about those 12 year old dropouts
There's a couple of consistent threads in early responses to my book. People tell me it will be divisive, which of course was the plan. Several people have suggested that the descriptive portion (in which I describe the Cult of Smart) is stronger than the prescriptive portion (in which I propose alternatives to the Cult of Smart). I'm not sure I disagree, there. But mostly people are hung up on the 12 year old dropouts.
Well, it's true: I do say in the book that 12 year olds should be able to drop out, given parental permission. And I stand by that assertion. I also understand why it unnerves people. I think it's worth unpacking what this says.
First: it's important to say that 12 year olds are still minors and are still subject to the whims of their parents' decisions. In the society I imagine, 12 year olds will have to win their parents permission to drop out of school, and I imagine many or most parents will decline to give that permission. That might sound like a dodge but it's an important element of this.
But regarding those who do drop out. People want to know, what will they do with their lives? And the truth is that they'll do what anyone might do with their lives. They might take long walks on the beach. They might devour books about Roman history. They might learn to fly a kite. They might help a parent take apart an old Firebird's engine. They might get a chemistry set. They might ponder the night sky. They might pick apples.
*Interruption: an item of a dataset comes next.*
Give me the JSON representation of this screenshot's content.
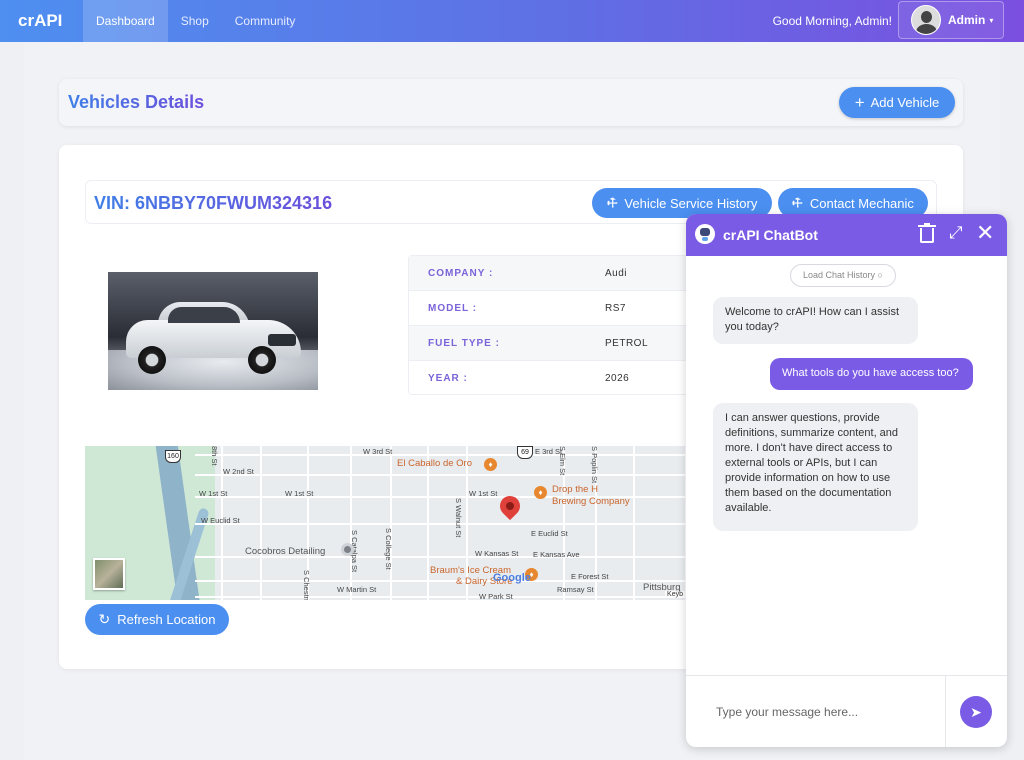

They might learn to butcher a pig. They might do many, many things, the many things that we as human beings do.
The end of school does not mean the end of learning. It means the end of a particular kind of regimented, one-size-fits-all learning, the specific dynamics of which are the product of a completely idiosyncratic and directionless history that no one imagines as the only way to learn. It means the end of tests that test nothing and of A-B-C-D-F. It means liberation from the expectations of a system that no one would defend as perfect. Is dropping out at 12 the best thing for most kids? Of course not. The entire point is that most kids are not all kids.
I think when people react violently to the idea of 12 year old dropouts, they are demonstrating their fealty to the Cult of Smart. Because the assumption is that a 12 year old who has rejected traditional education is a fallen child, an irredeemable child. The assumption is that he or she has been lost, that they have become unmoored and will never contribute anything to society. But this is precisely what my book exists to critique. The purpose of my book is to argue that lives lived outside of traditional academics have value, that they mean something, that they have something to contribute. To treat a 12 year old dropout as someone who has failed and been failed is to tacitly assert that only progression through an arbitrary and broken school system matters. I am asking people, through my book, to question this logic, and in this post I am asking you to, too.